several, but there needs to be one for each head that you want to use).
This section is from my config for the first head.
Identifier "MATROX CARD 1"
"fbdev" <-- fewer features, but won't
conflict with second head
"Matrox" note that G550 users can try the mga
<-- This number will vary, but
cards will use this number
<-- Add this option, otherwise
screen will be corrupted
Option "HWcursor" "no" <-- Make sure to add this to prevent
a corrupted cursor
The second head will need something
similar to the following.
Identifier "MATROX CARD 2"
Option "fbdev" "/dev/fb1"
The second head needs a Monitor and
HorizSync 31.5 - 31.5 <-- Make certain that if a monitor
VertRefresh 50.0 - 70.0 to this head that these settings are ok
Identifier "Display 2"

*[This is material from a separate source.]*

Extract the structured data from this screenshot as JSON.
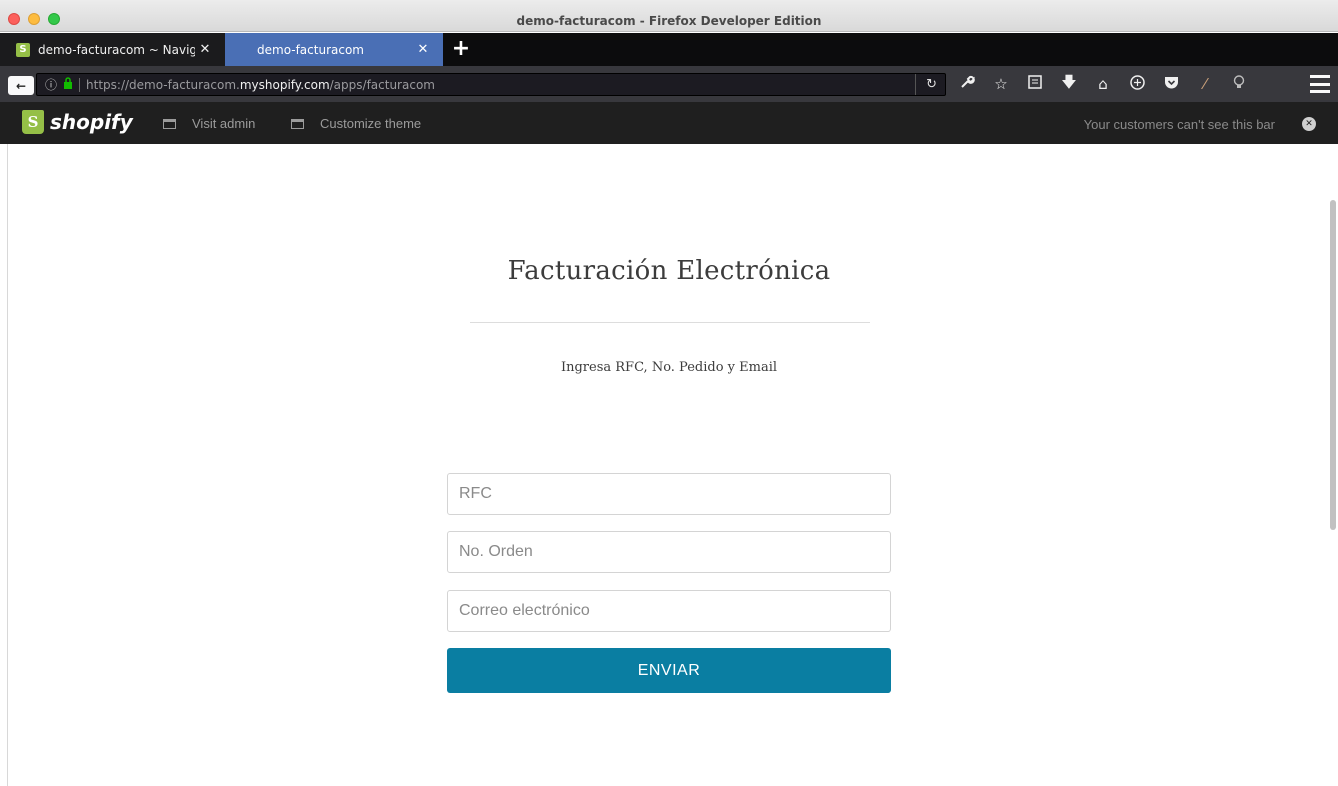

Device "MATROX CARD 2"
DefaultDepth 16 <-- change to match your fb settings
16 <-- change
to match your fb settings
Modes "640x480" <-- change
to match your fb settings
Next you will need to modify the ServerLayout section to add another
Screen "Display 1" 0 0
Screen "Display 2" RightOf
InputDevice "Mouse1" "CorePointer"
InputDevice "Keyboard1" "CoreKeyboard"
9) Conclusion/getting help
Notice about using fbtv. I have noticed that fbtv seems to require it's
own console. Therefore you must setup a console on fb1 using con2fb and
then run fbtv from that console.
Here are a few links that may be useful
- Teletux Digital Video
- SyncFB module. This module is better for viewing movies on your
- Macro disable
- Perl script to disable Macrovision copy protection
Docs - section on TV-out
- using DirectFB to provide features similar to windows DVDMax.
Check the link below, check my
tvout main page for updates, or email me at firstname.lastname@example.org